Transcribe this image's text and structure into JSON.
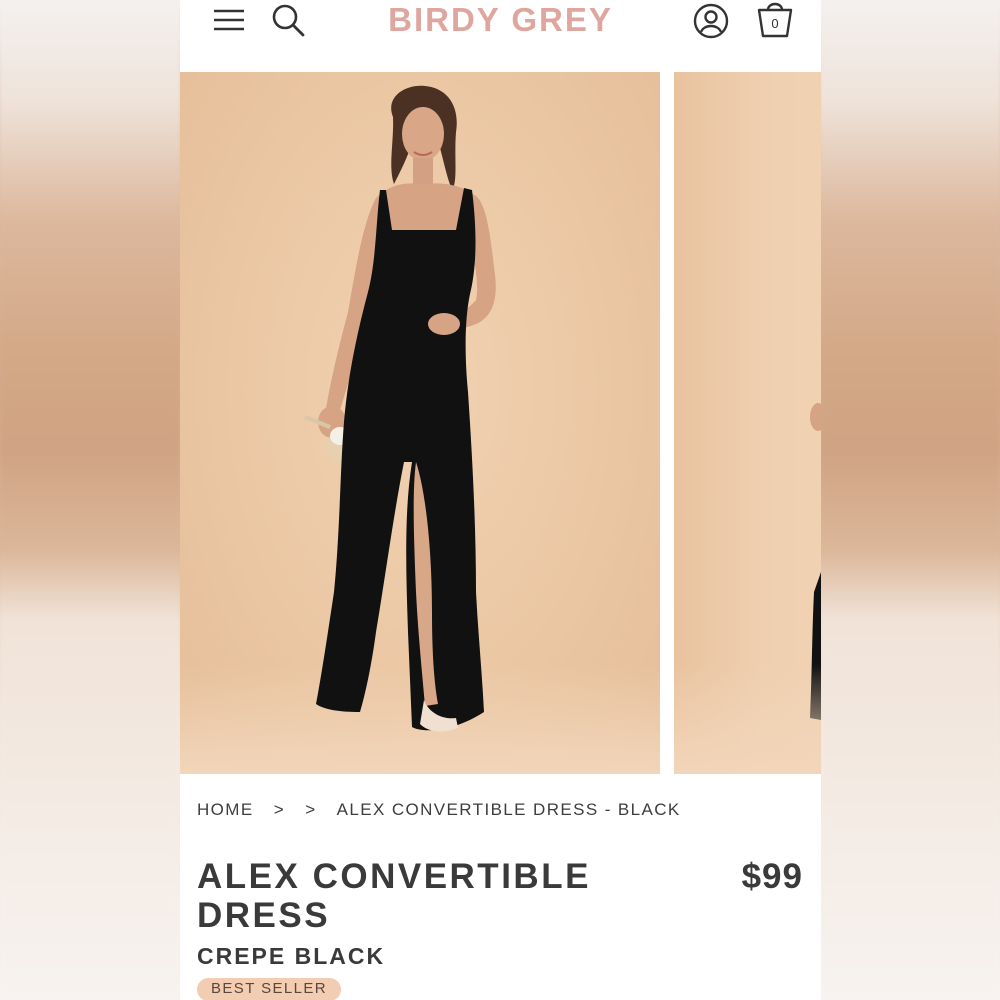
{
  "header": {
    "brand": "BIRDY GREY",
    "menu_icon": "hamburger-menu-icon",
    "search_icon": "search-icon",
    "account_icon": "account-icon",
    "bag_icon": "shopping-bag-icon",
    "bag_count": "0"
  },
  "gallery": {
    "background_color": "#ecc8a6",
    "dress_color": "#111111"
  },
  "breadcrumb": {
    "home": "HOME",
    "sep1": ">",
    "sep2": ">",
    "current": "ALEX CONVERTIBLE DRESS - BLACK"
  },
  "product": {
    "title": "ALEX CONVERTIBLE DRESS",
    "price": "$99",
    "color": "CREPE BLACK",
    "badge": "BEST SELLER"
  },
  "colors": {
    "brand": "#dfa6a0",
    "text": "#3a3a3a",
    "badge_bg": "#f2cdb2"
  }
}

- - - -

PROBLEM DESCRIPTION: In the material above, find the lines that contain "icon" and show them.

ANSWER TO THIS TASK:
    "menu_icon": "hamburger-menu-icon",
    "search_icon": "search-icon",
    "account_icon": "account-icon",
    "bag_icon": "shopping-bag-icon",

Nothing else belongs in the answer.